Cervical oesophageal perforation secondary to food consumption in a well-appearing patient

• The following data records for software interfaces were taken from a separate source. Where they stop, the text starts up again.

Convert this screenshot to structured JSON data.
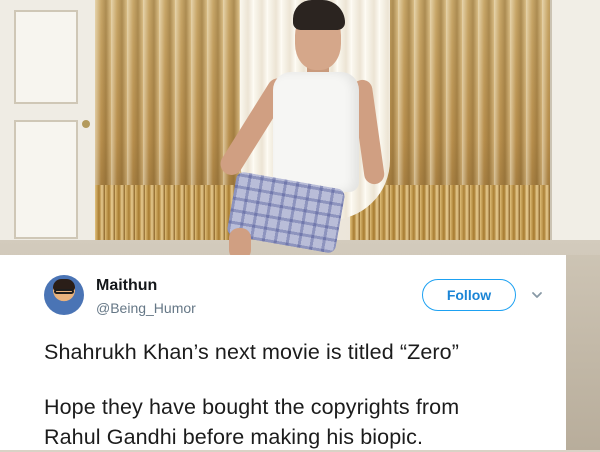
{
  "tweet": {
    "author_name": "Maithun",
    "author_handle": "@Being_Humor",
    "follow_label": "Follow",
    "text_line1": "Shahrukh Khan’s next movie is titled “Zero”",
    "text_line2": "Hope they have bought the copyrights from",
    "text_line3": "Rahul Gandhi before making his biopic."
  },
  "icons": {
    "avatar": "avatar",
    "menu": "chevron-down-icon"
  },
  "colors": {
    "follow_border": "#1da1f2",
    "follow_text": "#1b85d6",
    "handle_text": "#657786"
  }
}
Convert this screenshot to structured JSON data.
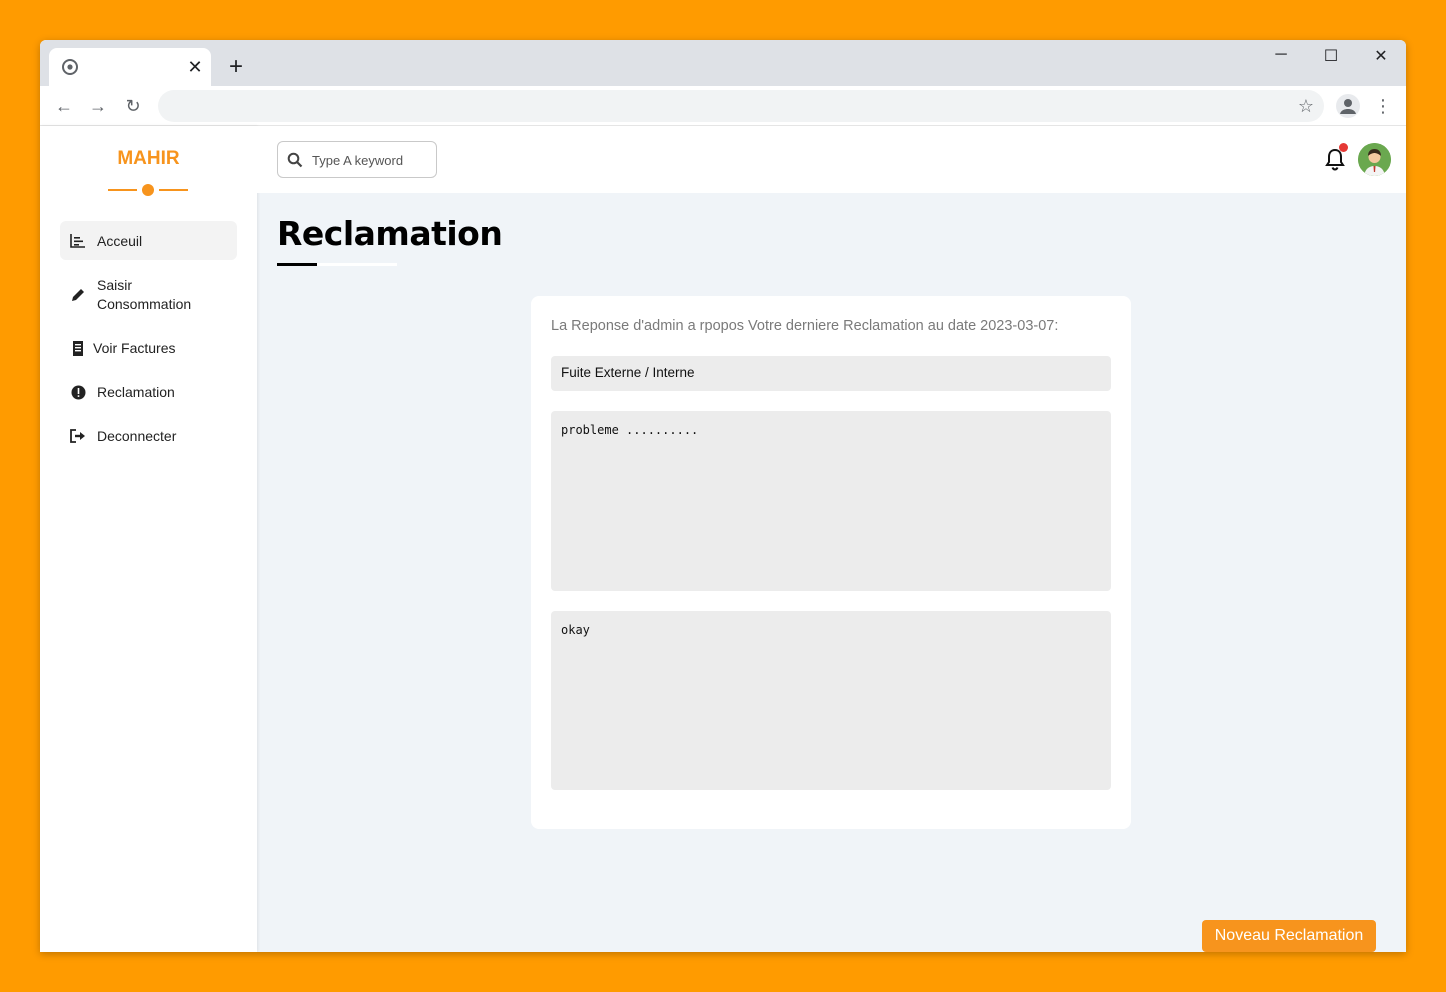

A 71-year-old woman presented to the emergency department 8 days after ingesting fish with mild neck pain but otherwise demonstrated no signs of infection. X-rays were negative but CT imaging demonstrated a curvilinear radiodense object extending from the posterior cervical oesophagus through the right thyroid lobe terminating in the neck just a few millimetres from the external carotid artery. Rigid oesophagoscopy and direct laryngoscopy were negative and the neck was explored for the foreign body, which ultimately was encountered after a painstaking dissection of the right neck that included skeletonisation of the recurrent laryngeal nerve. Her postoperative recovery was uneventful and after a 3-day course of intravenous antibiotics she was discharged on oral antibiotics, in good condition and tolerating a soft diet.